Hospital short on beds - Patient forced to sleep on chair with drip in hand
A family is fuming after one of its members slept on a chair for two consecutive nights in the St Ann's Bay Regional Hospital after being admitted on the weekend.
Marcia Frater Waldron told THE STAR that her brother, Andre Frater, who suffers from hypertension and diabetes, had to sleep on a chair in the Accident and Emergency Department (A&E) of the hospital on Saturday and Sunday nights, while there was an IV (intravenous) drip in his arm.
"He was admitted on Saturday evening and he slept in the chair with the drip," Waldron fumed. "You can just imagine how uncomfortable that was."
Waldron said she asked a nurse, who was attending to Frater, if he would be given a bed.
"The nurse said that he would have to stay there until someone dies or is discharged," Waldron said.
"His boss came this morning (yesterday morning) and made arrangement for him to get a bed in the private section."

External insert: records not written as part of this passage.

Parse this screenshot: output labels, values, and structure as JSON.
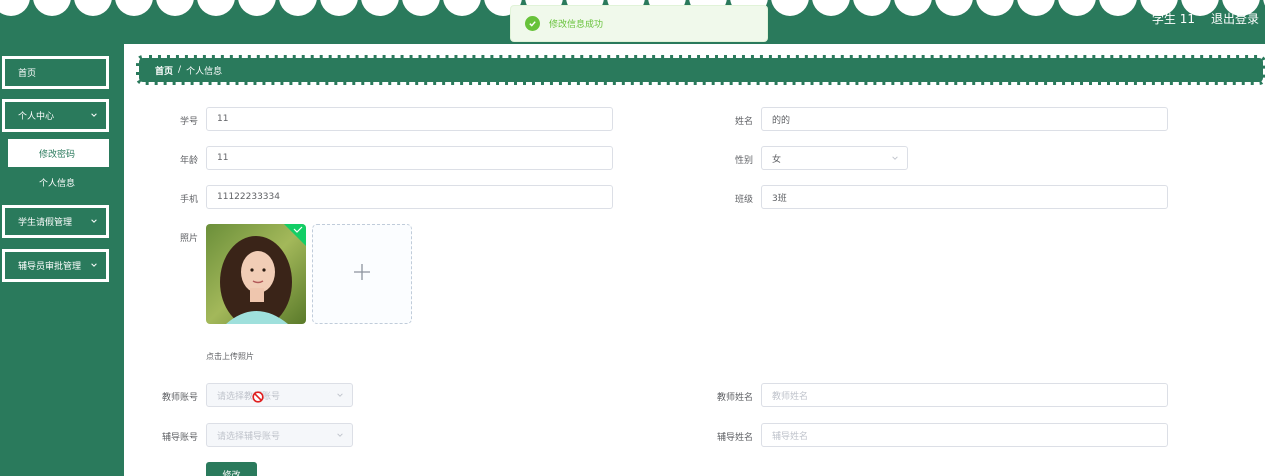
{
  "header": {
    "username": "学生 11",
    "logout_label": "退出登录"
  },
  "toast": {
    "message": "修改信息成功",
    "icon": "check-circle-icon",
    "color": "#67c23a"
  },
  "sidebar": {
    "items": [
      {
        "label": "首页"
      },
      {
        "label": "个人中心",
        "expanded": true,
        "children": [
          {
            "label": "修改密码",
            "active": true
          },
          {
            "label": "个人信息"
          }
        ]
      },
      {
        "label": "学生请假管理"
      },
      {
        "label": "辅导员审批管理"
      }
    ]
  },
  "breadcrumb": {
    "home": "首页",
    "separator": "/",
    "current": "个人信息"
  },
  "form": {
    "student_no": {
      "label": "学号",
      "value": "11"
    },
    "name": {
      "label": "姓名",
      "value": "的的"
    },
    "age": {
      "label": "年龄",
      "value": "11"
    },
    "gender": {
      "label": "性别",
      "value": "女"
    },
    "phone": {
      "label": "手机",
      "value": "11122233334"
    },
    "class": {
      "label": "班级",
      "value": "3班"
    },
    "photo": {
      "label": "照片",
      "hint": "点击上传照片"
    },
    "teacher_account": {
      "label": "教师账号",
      "placeholder": "请选择教师账号"
    },
    "teacher_name": {
      "label": "教师姓名",
      "placeholder": "教师姓名"
    },
    "counselor_account": {
      "label": "辅导账号",
      "placeholder": "请选择辅导账号"
    },
    "counselor_name": {
      "label": "辅导姓名",
      "placeholder": "辅导姓名"
    },
    "submit_label": "修改"
  },
  "colors": {
    "primary": "#2a7a5c",
    "success": "#67c23a"
  }
}
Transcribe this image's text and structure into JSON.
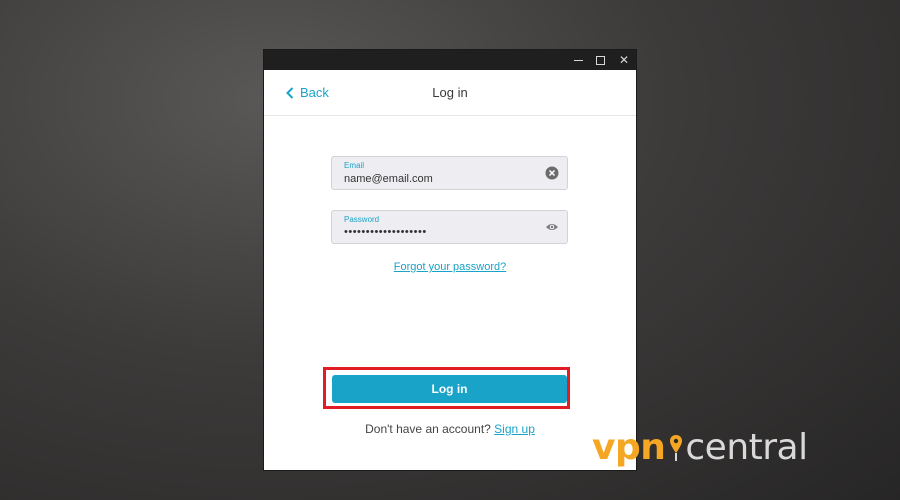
{
  "header": {
    "back_label": "Back",
    "title": "Log in"
  },
  "email": {
    "label": "Email",
    "value": "name@email.com"
  },
  "password": {
    "label": "Password",
    "value": "•••••••••••••••••••"
  },
  "forgot_password": "Forgot your password?",
  "login_button": "Log in",
  "signup": {
    "prompt": "Don't have an account?",
    "link": "Sign up"
  },
  "watermark": {
    "part1": "vpn",
    "part2": "central"
  },
  "colors": {
    "accent": "#1aa3c8",
    "highlight": "#e01c24",
    "brand_orange": "#f5a623"
  },
  "icons": {
    "window_controls": [
      "minimize-icon",
      "maximize-icon",
      "close-icon"
    ],
    "email_field": "clear-icon",
    "password_field": "eye-icon"
  }
}
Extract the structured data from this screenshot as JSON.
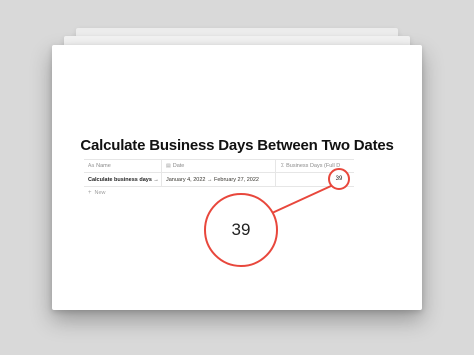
{
  "page": {
    "title": "Calculate Business Days Between Two Dates"
  },
  "table": {
    "columns": [
      {
        "icon": "text-icon",
        "label": "Name"
      },
      {
        "icon": "calendar-icon",
        "label": "Date"
      },
      {
        "icon": "formula-icon",
        "label": "Business Days (Full D"
      }
    ],
    "rows": [
      {
        "name": "Calculate business days →",
        "date": "January 4, 2022 → February 27, 2022",
        "business_days": "39"
      }
    ],
    "new_label": "New"
  },
  "callout": {
    "value": "39",
    "accent_color": "#e8473c"
  }
}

Director of Northeast Regional Health Authority, Fabia Lamm, confirmed that Frater slept on the chair. She said that the hospital is operating at a deficit because of renovation work being carried out on the male surgical ward.
"The St Ann's Bay Hospital is a 300-bed facility but right now we are operating at a deficit because the surgical ward, which is a 45-bed ward, is out of use," Lamm said.
Lamm said that while the hospital is currently not able to fulfill its patients' needs to their liking, she asked the nurses to ensure that patients receive the best treatment for their illnesses.
"We ask for a weekly report to ensure that patients are still given their treatment while they are in the A&E," Lamm said.
The Gleaner newspaper in 2014 published an expose on the St Ann's Bay Hospital, which among other things, revealed that some patients had to sit on chairs even after being admitted.
At the time, senior medical officer at the facility Dr Nicole Dawkins said that the problem was not with the number of beds, but the limited space in which to situate them.
"It is not a bed issue; it is a ward space issue, which is why we had a ward expansion. It has not remedied the issue totally because there are still other issues as it relates to the use of beds. Up to this morning, we had about 12 patients who have been discharged but have not gone home. So that's one set of beds that is not turning over fast," Dawkins said in October 2014.